*Exercise aim*:
The entries are given below. Output each one unchanged.

:::::

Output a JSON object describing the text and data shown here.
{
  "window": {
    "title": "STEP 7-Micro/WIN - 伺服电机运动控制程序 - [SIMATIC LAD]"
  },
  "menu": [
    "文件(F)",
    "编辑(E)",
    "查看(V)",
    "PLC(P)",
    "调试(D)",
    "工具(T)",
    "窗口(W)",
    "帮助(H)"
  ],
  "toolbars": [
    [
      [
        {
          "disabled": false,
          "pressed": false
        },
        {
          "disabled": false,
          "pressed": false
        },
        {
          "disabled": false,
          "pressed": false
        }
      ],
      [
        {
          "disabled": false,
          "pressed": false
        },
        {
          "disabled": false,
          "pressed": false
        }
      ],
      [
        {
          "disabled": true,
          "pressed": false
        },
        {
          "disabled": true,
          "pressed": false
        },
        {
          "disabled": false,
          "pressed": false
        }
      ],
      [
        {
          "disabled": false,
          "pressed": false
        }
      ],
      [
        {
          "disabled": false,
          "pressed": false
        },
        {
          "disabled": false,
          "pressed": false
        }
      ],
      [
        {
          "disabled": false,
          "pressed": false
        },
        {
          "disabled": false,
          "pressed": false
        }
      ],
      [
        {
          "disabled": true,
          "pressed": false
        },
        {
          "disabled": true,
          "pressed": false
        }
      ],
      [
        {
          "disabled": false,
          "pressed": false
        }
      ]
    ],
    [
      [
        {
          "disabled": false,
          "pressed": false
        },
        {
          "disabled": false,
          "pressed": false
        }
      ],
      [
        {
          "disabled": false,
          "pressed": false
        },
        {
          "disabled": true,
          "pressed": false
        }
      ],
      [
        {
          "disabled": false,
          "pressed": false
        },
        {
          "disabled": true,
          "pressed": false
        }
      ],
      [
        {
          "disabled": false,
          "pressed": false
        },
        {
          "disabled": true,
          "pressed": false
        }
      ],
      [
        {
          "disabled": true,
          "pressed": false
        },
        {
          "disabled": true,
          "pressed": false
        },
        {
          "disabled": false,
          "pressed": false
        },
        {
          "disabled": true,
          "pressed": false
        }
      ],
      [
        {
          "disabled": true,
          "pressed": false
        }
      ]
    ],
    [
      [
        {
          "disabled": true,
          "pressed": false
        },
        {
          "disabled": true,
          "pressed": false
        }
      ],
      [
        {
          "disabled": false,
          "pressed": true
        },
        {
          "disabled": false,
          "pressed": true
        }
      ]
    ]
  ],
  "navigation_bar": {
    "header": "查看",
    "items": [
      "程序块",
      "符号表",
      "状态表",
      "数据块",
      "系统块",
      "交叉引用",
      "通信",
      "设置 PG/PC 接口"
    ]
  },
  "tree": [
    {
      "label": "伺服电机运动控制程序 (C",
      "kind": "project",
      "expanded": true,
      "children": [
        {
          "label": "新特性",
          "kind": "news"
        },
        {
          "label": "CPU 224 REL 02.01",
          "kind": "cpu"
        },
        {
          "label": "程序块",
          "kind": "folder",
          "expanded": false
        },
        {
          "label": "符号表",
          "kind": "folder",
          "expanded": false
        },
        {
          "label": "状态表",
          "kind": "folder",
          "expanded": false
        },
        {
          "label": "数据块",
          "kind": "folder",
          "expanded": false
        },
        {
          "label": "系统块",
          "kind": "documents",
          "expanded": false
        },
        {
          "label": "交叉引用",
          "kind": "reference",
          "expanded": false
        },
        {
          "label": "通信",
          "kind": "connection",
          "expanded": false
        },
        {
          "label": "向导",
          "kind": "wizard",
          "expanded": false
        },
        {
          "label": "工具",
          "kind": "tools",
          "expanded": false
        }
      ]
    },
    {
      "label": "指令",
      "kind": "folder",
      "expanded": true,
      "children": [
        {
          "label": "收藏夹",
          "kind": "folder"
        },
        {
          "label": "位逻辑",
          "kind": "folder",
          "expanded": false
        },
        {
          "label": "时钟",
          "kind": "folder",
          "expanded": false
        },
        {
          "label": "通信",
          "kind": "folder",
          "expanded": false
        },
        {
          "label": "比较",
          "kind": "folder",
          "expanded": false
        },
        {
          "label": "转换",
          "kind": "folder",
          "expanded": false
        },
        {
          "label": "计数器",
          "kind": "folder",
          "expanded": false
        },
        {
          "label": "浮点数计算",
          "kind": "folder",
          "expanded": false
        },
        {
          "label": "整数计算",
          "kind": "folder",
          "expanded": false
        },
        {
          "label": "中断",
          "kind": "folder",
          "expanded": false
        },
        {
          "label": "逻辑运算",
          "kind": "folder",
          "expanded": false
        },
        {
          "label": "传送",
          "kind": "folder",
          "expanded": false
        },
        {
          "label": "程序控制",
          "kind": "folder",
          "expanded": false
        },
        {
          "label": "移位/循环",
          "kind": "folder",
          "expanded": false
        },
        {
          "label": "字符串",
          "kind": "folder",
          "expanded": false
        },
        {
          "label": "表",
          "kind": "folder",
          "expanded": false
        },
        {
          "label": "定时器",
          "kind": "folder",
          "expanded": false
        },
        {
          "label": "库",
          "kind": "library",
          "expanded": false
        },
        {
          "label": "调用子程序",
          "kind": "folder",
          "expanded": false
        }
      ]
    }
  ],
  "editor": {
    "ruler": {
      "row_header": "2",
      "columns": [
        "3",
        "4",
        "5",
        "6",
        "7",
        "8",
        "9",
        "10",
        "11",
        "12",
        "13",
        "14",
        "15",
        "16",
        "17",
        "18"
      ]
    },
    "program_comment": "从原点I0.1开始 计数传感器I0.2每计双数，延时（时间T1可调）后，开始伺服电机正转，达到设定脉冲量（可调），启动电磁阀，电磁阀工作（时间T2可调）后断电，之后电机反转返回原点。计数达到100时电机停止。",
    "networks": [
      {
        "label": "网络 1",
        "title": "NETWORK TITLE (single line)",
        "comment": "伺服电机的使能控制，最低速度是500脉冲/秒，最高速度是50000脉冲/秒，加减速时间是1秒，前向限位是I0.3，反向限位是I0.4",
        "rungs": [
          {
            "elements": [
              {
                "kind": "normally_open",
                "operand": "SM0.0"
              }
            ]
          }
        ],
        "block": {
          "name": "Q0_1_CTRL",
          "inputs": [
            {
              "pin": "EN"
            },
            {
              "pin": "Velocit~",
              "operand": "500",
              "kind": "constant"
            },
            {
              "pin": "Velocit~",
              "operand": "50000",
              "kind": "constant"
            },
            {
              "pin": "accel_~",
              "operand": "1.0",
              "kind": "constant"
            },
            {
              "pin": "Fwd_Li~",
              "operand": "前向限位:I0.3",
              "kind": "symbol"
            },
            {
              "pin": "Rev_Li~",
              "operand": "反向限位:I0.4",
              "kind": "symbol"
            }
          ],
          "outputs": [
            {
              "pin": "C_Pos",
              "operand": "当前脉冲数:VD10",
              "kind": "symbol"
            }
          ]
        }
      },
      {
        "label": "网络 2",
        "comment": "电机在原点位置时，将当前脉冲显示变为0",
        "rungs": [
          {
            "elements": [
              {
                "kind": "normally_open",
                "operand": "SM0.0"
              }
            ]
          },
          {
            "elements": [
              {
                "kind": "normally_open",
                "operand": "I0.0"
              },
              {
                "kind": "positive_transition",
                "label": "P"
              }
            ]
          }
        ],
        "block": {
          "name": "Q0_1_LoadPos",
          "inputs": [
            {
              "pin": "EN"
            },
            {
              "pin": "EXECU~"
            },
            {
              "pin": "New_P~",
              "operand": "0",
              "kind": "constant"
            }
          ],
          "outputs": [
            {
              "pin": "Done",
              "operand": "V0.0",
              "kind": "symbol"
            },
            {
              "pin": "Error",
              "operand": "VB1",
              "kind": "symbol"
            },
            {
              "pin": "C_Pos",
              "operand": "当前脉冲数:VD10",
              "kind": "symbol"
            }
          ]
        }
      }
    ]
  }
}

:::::

*Task result*:
Output a JSON object describing the text and data shown here.
{
  "window": {
    "title": "STEP 7-Micro/WIN - 伺服电机运动控制程序 - [SIMATIC LAD]"
  },
  "menu": [
    "文件(F)",
    "编辑(E)",
    "查看(V)",
    "PLC(P)",
    "调试(D)",
    "工具(T)",
    "窗口(W)",
    "帮助(H)"
  ],
  "toolbars": [
    [
      [
        {
          "disabled": false,
          "pressed": false
        },
        {
          "disabled": false,
          "pressed": false
        },
        {
          "disabled": false,
          "pressed": false
        }
      ],
      [
        {
          "disabled": false,
          "pressed": false
        },
        {
          "disabled": false,
          "pressed": false
        }
      ],
      [
        {
          "disabled": true,
          "pressed": false
        },
        {
          "disabled": true,
          "pressed": false
        },
        {
          "disabled": false,
          "pressed": false
        }
      ],
      [
        {
          "disabled": false,
          "pressed": false
        }
      ],
      [
        {
          "disabled": false,
          "pressed": false
        },
        {
          "disabled": false,
          "pressed": false
        }
      ],
      [
        {
          "disabled": false,
          "pressed": false
        },
        {
          "disabled": false,
          "pressed": false
        }
      ],
      [
        {
          "disabled": true,
          "pressed": false
        },
        {
          "disabled": true,
          "pressed": false
        }
      ],
      [
        {
          "disabled": false,
          "pressed": false
        }
      ]
    ],
    [
      [
        {
          "disabled": false,
          "pressed": false
        },
        {
          "disabled": false,
          "pressed": false
        }
      ],
      [
        {
          "disabled": false,
          "pressed": false
        },
        {
          "disabled": true,
          "pressed": false
        }
      ],
      [
        {
          "disabled": false,
          "pressed": false
        },
        {
          "disabled": true,
          "pressed": false
        }
      ],
      [
        {
          "disabled": false,
          "pressed": false
        },
        {
          "disabled": true,
          "pressed": false
        }
      ],
      [
        {
          "disabled": true,
          "pressed": false
        },
        {
          "disabled": true,
          "pressed": false
        },
        {
          "disabled": false,
          "pressed": false
        },
        {
          "disabled": true,
          "pressed": false
        }
      ],
      [
        {
          "disabled": true,
          "pressed": false
        }
      ]
    ],
    [
      [
        {
          "disabled": true,
          "pressed": false
        },
        {
          "disabled": true,
          "pressed": false
        }
      ],
      [
        {
          "disabled": false,
          "pressed": true
        },
        {
          "disabled": false,
          "pressed": true
        }
      ]
    ]
  ],
  "navigation_bar": {
    "header": "查看",
    "items": [
      "程序块",
      "符号表",
      "状态表",
      "数据块",
      "系统块",
      "交叉引用",
      "通信",
      "设置 PG/PC 接口"
    ]
  },
  "tree": [
    {
      "label": "伺服电机运动控制程序 (C",
      "kind": "project",
      "expanded": true,
      "children": [
        {
          "label": "新特性",
          "kind": "news"
        },
        {
          "label": "CPU 224 REL 02.01",
          "kind": "cpu"
        },
        {
          "label": "程序块",
          "kind": "folder",
          "expanded": false
        },
        {
          "label": "符号表",
          "kind": "folder",
          "expanded": false
        },
        {
          "label": "状态表",
          "kind": "folder",
          "expanded": false
        },
        {
          "label": "数据块",
          "kind": "folder",
          "expanded": false
        },
        {
          "label": "系统块",
          "kind": "documents",
          "expanded": false
        },
        {
          "label": "交叉引用",
          "kind": "reference",
          "expanded": false
        },
        {
          "label": "通信",
          "kind": "connection",
          "expanded": false
        },
        {
          "label": "向导",
          "kind": "wizard",
          "expanded": false
        },
        {
          "label": "工具",
          "kind": "tools",
          "expanded": false
        }
      ]
    },
    {
      "label": "指令",
      "kind": "folder",
      "expanded": true,
      "children": [
        {
          "label": "收藏夹",
          "kind": "folder"
        },
        {
          "label": "位逻辑",
          "kind": "folder",
          "expanded": false
        },
        {
          "label": "时钟",
          "kind": "folder",
          "expanded": false
        },
        {
          "label": "通信",
          "kind": "folder",
          "expanded": false
        },
        {
          "label": "比较",
          "kind": "folder",
          "expanded": false
        },
        {
          "label": "转换",
          "kind": "folder",
          "expanded": false
        },
        {
          "label": "计数器",
          "kind": "folder",
          "expanded": false
        },
        {
          "label": "浮点数计算",
          "kind": "folder",
          "expanded": false
        },
        {
          "label": "整数计算",
          "kind": "folder",
          "expanded": false
        },
        {
          "label": "中断",
          "kind": "folder",
          "expanded": false
        },
        {
          "label": "逻辑运算",
          "kind": "folder",
          "expanded": false
        },
        {
          "label": "传送",
          "kind": "folder",
          "expanded": false
        },
        {
          "label": "程序控制",
          "kind": "folder",
          "expanded": false
        },
        {
          "label": "移位/循环",
          "kind": "folder",
          "expanded": false
        },
        {
          "label": "字符串",
          "kind": "folder",
          "expanded": false
        },
        {
          "label": "表",
          "kind": "folder",
          "expanded": false
        },
        {
          "label": "定时器",
          "kind": "folder",
          "expanded": false
        },
        {
          "label": "库",
          "kind": "library",
          "expanded": false
        },
        {
          "label": "调用子程序",
          "kind": "folder",
          "expanded": false
        }
      ]
    }
  ],
  "editor": {
    "ruler": {
      "row_header": "2",
      "columns": [
        "3",
        "4",
        "5",
        "6",
        "7",
        "8",
        "9",
        "10",
        "11",
        "12",
        "13",
        "14",
        "15",
        "16",
        "17",
        "18"
      ]
    },
    "program_comment": "从原点I0.1开始 计数传感器I0.2每计双数，延时（时间T1可调）后，开始伺服电机正转，达到设定脉冲量（可调），启动电磁阀，电磁阀工作（时间T2可调）后断电，之后电机反转返回原点。计数达到100时电机停止。",
    "networks": [
      {
        "label": "网络 1",
        "title": "NETWORK TITLE (single line)",
        "comment": "伺服电机的使能控制，最低速度是500脉冲/秒，最高速度是50000脉冲/秒，加减速时间是1秒，前向限位是I0.3，反向限位是I0.4",
        "rungs": [
          {
            "elements": [
              {
                "kind": "normally_open",
                "operand": "SM0.0"
              }
            ]
          }
        ],
        "block": {
          "name": "Q0_1_CTRL",
          "inputs": [
            {
              "pin": "EN"
            },
            {
              "pin": "Velocit~",
              "operand": "500",
              "kind": "constant"
            },
            {
              "pin": "Velocit~",
              "operand": "50000",
              "kind": "constant"
            },
            {
              "pin": "accel_~",
              "operand": "1.0",
              "kind": "constant"
            },
            {
              "pin": "Fwd_Li~",
              "operand": "前向限位:I0.3",
              "kind": "symbol"
            },
            {
              "pin": "Rev_Li~",
              "operand": "反向限位:I0.4",
              "kind": "symbol"
            }
          ],
          "outputs": [
            {
              "pin": "C_Pos",
              "operand": "当前脉冲数:VD10",
              "kind": "symbol"
            }
          ]
        }
      },
      {
        "label": "网络 2",
        "comment": "电机在原点位置时，将当前脉冲显示变为0",
        "rungs": [
          {
            "elements": [
              {
                "kind": "normally_open",
                "operand": "SM0.0"
              }
            ]
          },
          {
            "elements": [
              {
                "kind": "normally_open",
                "operand": "I0.0"
              },
              {
                "kind": "positive_transition",
                "label": "P"
              }
            ]
          }
        ],
        "block": {
          "name": "Q0_1_LoadPos",
          "inputs": [
            {
              "pin": "EN"
            },
            {
              "pin": "EXECU~"
            },
            {
              "pin": "New_P~",
              "operand": "0",
              "kind": "constant"
            }
          ],
          "outputs": [
            {
              "pin": "Done",
              "operand": "V0.0",
              "kind": "symbol"
            },
            {
              "pin": "Error",
              "operand": "VB1",
              "kind": "symbol"
            },
            {
              "pin": "C_Pos",
              "operand": "当前脉冲数:VD10",
              "kind": "symbol"
            }
          ]
        }
      }
    ]
  }
}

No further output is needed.